After a round of betting, the fifth and final card is dealt face up, which is known as the river. Another round of betting then takes place. A player with the best five-card poker hand wins the pot.

When determining the strength of a poker hand, you must take into account both the number and rank of the cards. A high-ranking card, such as an ace, beats any low-ranking card. A full house contains 3 matching cards of one rank, while a flush contains 5 consecutive cards of the same suit. A straight contains five consecutive cards of the same rank, but can be from more than one suit.

The ace high flush is often called the nuts in poker, and it is the strongest possible hand. Nonetheless, even experienced players can experience difficult hands or situations. By studying the gameplay of other players, you can learn from their mistakes and avoid them in your own play.

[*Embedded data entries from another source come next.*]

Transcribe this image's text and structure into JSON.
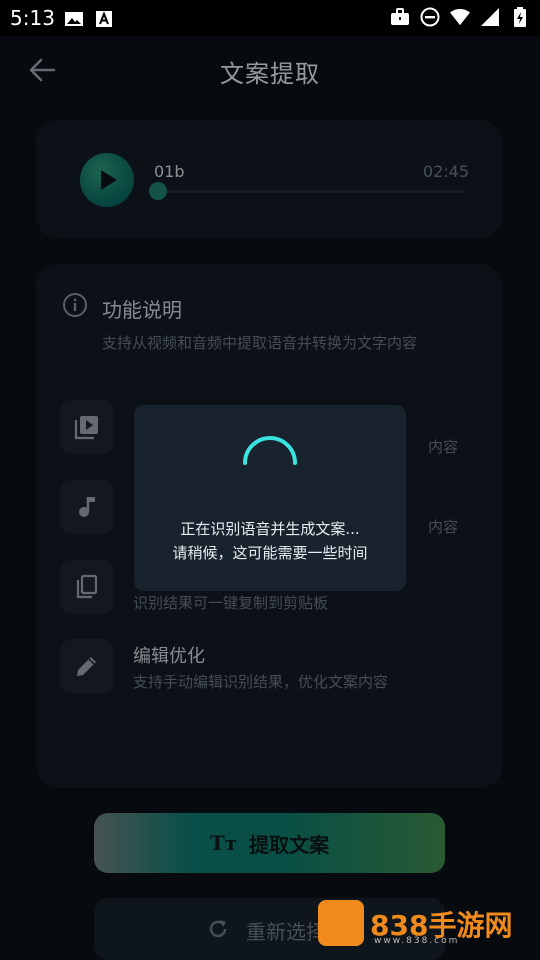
{
  "status_bar": {
    "time": "5:13"
  },
  "header": {
    "title": "文案提取"
  },
  "audio": {
    "name": "01b",
    "duration": "02:45",
    "progress": 0
  },
  "info": {
    "title": "功能说明",
    "description": "支持从视频和音频中提取语音并转换为文字内容",
    "features": [
      {
        "title": "",
        "desc": "内容"
      },
      {
        "title": "",
        "desc": "内容"
      },
      {
        "title": "",
        "desc": "识别结果可一键复制到剪贴板"
      },
      {
        "title": "编辑优化",
        "desc": "支持手动编辑识别结果，优化文案内容"
      }
    ]
  },
  "buttons": {
    "extract": "提取文案",
    "reselect": "重新选择"
  },
  "loading": {
    "line1": "正在识别语音并生成文案...",
    "line2": "请稍候，这可能需要一些时间"
  },
  "watermark": {
    "text": "838手游网",
    "sub": "www.838.com"
  },
  "colors": {
    "accent": "#1d7f70",
    "spinner": "#3be3e0",
    "watermark": "#f08a1c"
  }
}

To develop your poker skills, start by playing low-stakes cash games or micro-tournaments. This minimizes your financial risk and allows you to experiment with various strategies without feeling too much pressure. Additionally, be sure to analyze your game after each session to identify opportunities for improvement. Taking notes and using hand history tracking software can help you understand how your decisions are impacting your performance. Also, be sure to manage your bankroll and don’t commit too much money to a weak hand while bluffing. These steps will allow you to become a more confident poker player. Eventually, your efforts will pay off. Good luck!